Even though there is still much to learn, the team at Phinda are creating a baseline of knowledge. “In time, we may be proved wrong,” shrugged Charli, as we watched our new mother trot back to her burrow. “But in 20 years we may have saved a species. We don’t know; but at least we tried.”

Essentials

A baby Indian pangolin (Shutterstock)

A baby Indian pangolin (Shutterstock)

When to go May-September Pangolins are active year-round, but sightings are better in winter when cooler weather allows daylight foraging. Early mornings and late afternoons are best. October Spring is mild and brings warmer temperatures to KZN. March-April Big rains bring an influx of migratory birds.

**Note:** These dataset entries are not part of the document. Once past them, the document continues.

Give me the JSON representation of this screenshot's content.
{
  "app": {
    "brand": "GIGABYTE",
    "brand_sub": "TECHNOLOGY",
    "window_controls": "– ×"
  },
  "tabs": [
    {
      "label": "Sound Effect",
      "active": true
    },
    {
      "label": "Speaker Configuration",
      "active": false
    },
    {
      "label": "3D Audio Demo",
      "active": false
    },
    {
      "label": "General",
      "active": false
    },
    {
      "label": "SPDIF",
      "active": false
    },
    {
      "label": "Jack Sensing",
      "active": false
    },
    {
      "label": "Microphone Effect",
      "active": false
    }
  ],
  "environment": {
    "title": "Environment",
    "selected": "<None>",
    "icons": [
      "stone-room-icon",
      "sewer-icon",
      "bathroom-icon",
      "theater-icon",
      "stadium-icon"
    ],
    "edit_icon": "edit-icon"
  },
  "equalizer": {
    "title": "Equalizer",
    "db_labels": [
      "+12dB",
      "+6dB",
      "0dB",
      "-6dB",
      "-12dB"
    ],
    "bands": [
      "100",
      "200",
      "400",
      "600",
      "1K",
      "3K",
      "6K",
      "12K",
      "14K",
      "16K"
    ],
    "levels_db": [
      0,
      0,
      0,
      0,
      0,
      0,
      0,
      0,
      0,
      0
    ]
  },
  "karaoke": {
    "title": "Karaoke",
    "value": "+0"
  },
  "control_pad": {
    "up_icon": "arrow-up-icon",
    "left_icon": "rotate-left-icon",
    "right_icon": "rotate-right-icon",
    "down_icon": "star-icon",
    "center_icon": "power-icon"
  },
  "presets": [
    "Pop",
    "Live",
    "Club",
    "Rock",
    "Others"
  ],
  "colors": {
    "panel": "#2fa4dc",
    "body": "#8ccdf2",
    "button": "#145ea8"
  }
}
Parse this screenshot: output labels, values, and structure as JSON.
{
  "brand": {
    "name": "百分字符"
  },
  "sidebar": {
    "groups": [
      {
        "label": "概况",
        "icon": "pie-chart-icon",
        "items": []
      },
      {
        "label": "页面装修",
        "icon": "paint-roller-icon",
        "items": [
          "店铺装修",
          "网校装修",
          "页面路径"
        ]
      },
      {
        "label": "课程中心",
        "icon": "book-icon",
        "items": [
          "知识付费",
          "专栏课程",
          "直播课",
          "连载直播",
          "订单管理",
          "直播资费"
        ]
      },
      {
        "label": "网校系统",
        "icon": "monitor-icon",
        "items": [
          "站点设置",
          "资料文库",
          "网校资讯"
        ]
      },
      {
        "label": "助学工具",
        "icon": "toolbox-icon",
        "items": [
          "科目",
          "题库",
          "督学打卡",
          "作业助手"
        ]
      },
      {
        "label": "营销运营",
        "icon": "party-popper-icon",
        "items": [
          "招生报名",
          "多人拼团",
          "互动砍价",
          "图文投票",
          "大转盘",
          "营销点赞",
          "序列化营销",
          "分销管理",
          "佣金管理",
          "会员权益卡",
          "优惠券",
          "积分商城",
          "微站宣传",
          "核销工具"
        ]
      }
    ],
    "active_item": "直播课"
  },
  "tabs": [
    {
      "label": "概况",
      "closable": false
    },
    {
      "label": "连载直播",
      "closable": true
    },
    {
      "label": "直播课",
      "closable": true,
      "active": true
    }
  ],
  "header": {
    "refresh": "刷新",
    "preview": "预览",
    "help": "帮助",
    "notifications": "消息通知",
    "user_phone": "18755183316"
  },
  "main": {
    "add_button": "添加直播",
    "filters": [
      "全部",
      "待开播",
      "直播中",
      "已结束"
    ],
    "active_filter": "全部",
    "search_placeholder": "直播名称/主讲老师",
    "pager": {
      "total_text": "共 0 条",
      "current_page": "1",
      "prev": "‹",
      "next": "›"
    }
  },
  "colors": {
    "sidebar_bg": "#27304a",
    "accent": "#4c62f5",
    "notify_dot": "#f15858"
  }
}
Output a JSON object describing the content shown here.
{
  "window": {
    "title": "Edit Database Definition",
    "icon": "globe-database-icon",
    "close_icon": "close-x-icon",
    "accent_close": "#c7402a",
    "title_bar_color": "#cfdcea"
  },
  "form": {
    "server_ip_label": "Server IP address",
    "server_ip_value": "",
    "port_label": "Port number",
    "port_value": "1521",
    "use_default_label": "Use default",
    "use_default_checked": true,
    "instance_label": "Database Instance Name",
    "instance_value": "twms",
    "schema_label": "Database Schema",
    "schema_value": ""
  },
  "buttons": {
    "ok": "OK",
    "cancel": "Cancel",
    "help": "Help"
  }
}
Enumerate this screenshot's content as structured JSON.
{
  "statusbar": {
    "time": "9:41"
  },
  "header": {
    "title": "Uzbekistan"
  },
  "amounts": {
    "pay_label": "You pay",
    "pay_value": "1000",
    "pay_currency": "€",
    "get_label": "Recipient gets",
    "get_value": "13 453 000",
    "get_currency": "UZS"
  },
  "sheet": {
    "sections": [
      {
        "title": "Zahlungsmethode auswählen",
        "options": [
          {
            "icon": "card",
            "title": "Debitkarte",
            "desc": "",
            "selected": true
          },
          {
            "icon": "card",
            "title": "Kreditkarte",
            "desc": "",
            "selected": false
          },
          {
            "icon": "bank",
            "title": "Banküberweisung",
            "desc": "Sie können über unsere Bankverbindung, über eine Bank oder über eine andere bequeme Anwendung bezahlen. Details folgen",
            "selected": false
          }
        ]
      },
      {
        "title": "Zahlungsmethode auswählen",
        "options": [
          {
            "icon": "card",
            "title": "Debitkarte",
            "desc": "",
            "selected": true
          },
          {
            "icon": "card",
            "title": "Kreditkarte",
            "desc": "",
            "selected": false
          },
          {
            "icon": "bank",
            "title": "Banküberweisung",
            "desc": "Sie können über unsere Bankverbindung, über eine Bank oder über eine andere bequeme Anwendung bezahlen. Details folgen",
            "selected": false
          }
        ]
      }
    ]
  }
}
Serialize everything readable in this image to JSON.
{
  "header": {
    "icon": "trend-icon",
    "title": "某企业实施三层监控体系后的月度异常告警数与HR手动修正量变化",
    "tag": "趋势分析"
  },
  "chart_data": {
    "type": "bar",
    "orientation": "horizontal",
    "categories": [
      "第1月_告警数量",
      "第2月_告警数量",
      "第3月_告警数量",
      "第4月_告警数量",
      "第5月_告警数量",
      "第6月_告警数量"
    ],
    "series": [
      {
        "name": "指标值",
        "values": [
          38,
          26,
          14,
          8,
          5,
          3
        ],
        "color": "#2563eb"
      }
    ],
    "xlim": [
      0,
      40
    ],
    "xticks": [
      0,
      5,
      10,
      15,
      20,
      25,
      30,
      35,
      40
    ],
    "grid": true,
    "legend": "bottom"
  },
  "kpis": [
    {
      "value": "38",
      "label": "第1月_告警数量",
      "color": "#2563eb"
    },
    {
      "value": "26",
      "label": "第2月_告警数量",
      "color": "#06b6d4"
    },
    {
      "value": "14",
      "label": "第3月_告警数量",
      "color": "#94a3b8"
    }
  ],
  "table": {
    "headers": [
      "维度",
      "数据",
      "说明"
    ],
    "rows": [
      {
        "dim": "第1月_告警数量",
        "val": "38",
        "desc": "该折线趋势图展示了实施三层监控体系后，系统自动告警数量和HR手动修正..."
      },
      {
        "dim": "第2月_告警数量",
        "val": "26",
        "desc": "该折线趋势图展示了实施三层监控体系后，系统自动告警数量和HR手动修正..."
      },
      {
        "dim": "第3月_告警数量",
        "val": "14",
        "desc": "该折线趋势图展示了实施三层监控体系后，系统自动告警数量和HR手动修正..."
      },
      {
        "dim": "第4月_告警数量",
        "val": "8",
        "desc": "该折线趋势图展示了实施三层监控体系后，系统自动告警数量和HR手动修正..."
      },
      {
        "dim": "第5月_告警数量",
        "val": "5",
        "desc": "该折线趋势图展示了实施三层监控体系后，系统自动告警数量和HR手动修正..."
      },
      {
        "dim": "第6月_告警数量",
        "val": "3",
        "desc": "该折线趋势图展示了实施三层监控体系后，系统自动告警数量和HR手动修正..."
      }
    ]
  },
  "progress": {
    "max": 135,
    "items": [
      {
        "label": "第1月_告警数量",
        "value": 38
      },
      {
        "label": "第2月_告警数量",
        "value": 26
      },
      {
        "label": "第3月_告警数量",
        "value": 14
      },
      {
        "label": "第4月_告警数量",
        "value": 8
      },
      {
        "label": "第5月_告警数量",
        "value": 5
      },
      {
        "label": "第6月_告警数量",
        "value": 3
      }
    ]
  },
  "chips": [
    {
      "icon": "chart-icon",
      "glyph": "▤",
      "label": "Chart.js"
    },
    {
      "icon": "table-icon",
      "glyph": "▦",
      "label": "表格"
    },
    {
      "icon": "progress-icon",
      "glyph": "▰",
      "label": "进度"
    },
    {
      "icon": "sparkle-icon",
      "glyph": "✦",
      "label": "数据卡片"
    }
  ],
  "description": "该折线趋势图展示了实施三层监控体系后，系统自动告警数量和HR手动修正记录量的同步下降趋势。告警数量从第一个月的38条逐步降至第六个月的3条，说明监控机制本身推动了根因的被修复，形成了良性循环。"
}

Getting there & around Emirates fly via Dubai to Durban. A quicker option is to fly direct with British Airways, with flights taking 11 hours. Once there, the writer used a private road transfer to reach Phinda, taking 3 hours 30 minutes. Airlink operates daily scheduled flights to Phinda from Johannesburg or Cape Town. Guided game drives are provided on site.

Accommodation Forest Lodge (Phinda Private Game Reserve, KZN; andbeyond.com). Smart semi-tented rooms are scattered within one of Africa’s last dry sand forests. Mountain Lodge (Phinda Private Game Reserve, KZN; andbeyond.com). Built into a hilltop, suites and cottages with plunge pools overlook the Lebombo foothills. 

The writer travelled as a guest of Mahlatini Travel. A four-night trip to andBeyond Phinda Forest Lodge includes international flights, air transfers, all meals, game drives and the Pangolin Conservation Experience.

Related Articles